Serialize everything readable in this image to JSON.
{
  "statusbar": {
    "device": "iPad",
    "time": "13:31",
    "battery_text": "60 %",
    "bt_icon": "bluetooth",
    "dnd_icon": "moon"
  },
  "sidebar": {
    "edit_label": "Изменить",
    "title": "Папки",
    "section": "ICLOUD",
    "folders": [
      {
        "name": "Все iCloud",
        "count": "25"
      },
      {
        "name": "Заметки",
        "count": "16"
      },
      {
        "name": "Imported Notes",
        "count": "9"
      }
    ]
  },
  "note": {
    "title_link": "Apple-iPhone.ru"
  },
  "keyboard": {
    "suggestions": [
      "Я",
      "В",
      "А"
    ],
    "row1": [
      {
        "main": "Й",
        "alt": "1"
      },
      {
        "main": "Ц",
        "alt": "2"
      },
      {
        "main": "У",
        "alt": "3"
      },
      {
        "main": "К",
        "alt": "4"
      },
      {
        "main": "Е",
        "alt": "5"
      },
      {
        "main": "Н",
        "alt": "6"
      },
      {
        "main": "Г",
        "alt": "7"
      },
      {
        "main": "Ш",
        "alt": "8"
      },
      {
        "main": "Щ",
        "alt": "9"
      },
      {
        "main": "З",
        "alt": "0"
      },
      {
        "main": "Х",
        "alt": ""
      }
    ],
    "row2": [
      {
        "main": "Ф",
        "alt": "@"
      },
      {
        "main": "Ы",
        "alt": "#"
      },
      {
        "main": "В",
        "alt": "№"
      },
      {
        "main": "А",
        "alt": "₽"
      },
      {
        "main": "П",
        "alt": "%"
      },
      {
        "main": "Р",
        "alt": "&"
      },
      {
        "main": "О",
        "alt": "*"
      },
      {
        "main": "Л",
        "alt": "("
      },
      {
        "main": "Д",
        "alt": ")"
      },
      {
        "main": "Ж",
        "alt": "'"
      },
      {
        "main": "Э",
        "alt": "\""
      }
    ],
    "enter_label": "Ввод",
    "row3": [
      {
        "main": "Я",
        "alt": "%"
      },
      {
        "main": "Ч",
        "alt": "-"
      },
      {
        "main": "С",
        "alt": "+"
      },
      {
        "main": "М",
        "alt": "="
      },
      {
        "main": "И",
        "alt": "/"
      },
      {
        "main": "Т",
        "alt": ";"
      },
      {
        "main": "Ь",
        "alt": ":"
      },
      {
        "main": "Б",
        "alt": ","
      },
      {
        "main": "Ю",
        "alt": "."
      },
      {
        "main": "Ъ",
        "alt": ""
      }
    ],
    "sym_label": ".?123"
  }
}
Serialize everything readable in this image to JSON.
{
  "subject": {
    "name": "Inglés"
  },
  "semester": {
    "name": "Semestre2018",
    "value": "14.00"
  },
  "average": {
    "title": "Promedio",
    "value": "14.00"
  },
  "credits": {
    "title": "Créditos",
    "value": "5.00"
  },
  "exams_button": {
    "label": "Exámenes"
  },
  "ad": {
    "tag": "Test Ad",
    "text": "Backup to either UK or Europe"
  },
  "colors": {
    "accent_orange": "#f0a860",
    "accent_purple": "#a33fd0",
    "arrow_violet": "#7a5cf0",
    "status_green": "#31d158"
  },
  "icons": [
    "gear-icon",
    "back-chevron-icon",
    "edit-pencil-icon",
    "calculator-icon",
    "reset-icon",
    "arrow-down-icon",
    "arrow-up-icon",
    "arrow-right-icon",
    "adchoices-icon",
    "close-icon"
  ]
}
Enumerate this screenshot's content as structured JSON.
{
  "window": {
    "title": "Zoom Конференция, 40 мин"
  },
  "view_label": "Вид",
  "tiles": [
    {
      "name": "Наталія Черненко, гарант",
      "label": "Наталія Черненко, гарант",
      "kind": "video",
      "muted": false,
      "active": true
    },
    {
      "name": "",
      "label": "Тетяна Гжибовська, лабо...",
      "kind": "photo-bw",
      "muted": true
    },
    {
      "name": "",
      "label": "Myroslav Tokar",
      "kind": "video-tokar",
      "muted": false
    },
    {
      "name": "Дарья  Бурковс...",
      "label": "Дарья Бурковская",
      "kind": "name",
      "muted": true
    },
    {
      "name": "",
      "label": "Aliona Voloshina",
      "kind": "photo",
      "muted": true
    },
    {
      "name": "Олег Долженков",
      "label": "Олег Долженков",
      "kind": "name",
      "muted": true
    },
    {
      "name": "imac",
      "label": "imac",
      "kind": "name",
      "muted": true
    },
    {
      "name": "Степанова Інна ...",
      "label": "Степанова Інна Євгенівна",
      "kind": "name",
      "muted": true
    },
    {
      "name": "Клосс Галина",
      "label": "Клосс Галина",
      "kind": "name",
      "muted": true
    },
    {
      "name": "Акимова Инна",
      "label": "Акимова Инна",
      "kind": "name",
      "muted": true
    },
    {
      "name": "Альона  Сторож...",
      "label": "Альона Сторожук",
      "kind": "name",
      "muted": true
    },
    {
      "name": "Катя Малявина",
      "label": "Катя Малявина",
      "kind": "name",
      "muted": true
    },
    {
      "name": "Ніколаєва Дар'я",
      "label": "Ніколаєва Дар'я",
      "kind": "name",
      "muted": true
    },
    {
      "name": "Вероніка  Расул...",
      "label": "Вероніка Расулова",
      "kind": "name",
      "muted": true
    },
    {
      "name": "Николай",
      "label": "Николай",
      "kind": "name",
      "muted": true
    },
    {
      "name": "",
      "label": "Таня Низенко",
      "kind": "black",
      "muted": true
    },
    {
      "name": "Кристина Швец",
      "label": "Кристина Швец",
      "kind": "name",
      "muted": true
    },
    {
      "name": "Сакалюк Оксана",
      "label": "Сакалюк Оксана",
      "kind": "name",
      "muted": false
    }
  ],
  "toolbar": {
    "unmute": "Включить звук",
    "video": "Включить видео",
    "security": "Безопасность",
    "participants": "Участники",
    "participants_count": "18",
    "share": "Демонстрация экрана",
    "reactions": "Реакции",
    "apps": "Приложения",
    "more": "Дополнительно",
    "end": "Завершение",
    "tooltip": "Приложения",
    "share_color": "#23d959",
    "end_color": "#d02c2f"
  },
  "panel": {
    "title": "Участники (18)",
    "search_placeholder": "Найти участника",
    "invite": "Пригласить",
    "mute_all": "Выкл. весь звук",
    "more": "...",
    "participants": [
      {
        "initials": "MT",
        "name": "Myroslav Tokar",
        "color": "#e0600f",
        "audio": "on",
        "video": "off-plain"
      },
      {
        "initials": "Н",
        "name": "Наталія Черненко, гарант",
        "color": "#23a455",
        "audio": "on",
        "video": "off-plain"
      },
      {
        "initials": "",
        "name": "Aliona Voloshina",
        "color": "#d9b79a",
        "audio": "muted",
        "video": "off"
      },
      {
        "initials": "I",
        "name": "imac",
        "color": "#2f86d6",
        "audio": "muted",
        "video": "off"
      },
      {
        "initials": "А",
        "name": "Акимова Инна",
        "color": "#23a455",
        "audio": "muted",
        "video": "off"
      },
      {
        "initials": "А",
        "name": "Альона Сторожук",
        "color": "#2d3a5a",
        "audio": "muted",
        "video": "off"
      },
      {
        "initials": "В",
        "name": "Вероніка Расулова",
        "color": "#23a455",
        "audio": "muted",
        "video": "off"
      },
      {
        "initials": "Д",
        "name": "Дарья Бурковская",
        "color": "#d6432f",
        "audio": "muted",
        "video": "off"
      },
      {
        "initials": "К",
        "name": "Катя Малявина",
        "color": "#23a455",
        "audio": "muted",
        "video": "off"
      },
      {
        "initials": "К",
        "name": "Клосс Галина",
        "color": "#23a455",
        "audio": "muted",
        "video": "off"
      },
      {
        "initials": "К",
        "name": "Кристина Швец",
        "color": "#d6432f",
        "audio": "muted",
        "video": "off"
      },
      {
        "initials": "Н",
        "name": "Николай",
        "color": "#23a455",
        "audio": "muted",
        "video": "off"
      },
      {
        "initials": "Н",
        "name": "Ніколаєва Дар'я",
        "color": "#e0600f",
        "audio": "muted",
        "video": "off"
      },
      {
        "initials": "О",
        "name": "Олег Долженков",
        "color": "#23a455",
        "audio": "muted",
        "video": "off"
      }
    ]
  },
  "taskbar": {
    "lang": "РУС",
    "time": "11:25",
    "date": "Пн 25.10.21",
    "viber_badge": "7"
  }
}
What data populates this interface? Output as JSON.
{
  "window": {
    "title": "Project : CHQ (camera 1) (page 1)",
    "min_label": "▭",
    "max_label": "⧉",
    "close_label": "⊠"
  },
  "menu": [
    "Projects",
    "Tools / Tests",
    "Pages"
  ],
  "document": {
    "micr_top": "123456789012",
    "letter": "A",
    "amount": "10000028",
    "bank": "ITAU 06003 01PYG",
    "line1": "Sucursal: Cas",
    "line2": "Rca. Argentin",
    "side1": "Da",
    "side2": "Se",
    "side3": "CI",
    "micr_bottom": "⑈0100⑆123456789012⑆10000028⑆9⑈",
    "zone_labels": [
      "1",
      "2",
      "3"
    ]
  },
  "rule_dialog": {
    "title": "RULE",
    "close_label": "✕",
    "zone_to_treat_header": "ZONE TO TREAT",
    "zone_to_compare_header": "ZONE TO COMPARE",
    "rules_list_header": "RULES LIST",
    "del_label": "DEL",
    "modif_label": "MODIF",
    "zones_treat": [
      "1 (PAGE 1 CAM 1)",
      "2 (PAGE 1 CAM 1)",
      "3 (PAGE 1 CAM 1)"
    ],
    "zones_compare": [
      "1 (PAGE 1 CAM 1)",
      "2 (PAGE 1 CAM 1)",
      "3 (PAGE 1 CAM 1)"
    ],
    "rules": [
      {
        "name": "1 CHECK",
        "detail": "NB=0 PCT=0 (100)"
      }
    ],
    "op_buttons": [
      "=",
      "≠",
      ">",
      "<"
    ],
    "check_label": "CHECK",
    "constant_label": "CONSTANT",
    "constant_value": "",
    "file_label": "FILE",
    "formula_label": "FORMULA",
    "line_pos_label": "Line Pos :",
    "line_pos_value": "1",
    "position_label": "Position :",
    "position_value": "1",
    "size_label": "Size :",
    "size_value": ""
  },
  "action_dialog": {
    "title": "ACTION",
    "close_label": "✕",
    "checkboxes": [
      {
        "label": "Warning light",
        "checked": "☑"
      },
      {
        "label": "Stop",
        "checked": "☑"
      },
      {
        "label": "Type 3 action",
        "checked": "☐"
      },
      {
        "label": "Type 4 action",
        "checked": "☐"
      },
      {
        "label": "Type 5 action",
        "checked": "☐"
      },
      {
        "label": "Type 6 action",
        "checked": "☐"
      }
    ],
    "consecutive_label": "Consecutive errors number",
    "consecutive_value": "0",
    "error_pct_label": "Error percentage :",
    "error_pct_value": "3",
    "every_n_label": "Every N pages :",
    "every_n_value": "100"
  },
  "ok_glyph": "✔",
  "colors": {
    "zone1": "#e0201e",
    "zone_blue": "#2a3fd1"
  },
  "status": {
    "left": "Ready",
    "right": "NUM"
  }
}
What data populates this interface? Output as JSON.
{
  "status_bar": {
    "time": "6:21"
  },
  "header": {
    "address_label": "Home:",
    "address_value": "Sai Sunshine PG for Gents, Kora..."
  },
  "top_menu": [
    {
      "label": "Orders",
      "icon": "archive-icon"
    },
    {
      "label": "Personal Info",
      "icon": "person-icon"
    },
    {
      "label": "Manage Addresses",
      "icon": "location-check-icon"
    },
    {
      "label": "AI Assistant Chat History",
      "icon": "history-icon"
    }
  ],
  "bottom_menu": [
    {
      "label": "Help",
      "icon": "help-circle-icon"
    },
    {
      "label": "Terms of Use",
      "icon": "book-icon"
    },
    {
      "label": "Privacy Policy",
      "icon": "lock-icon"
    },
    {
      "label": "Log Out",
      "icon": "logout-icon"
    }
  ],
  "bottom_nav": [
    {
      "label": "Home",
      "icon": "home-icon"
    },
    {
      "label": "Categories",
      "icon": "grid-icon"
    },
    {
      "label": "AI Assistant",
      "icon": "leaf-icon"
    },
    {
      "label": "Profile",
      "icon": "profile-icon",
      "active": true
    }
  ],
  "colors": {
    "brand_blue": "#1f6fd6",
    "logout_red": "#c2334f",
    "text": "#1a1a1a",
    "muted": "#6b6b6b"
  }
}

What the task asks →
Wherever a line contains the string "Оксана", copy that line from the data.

Answer for the task →
      "name": "Сакалюк Оксана",
      "label": "Сакалюк Оксана",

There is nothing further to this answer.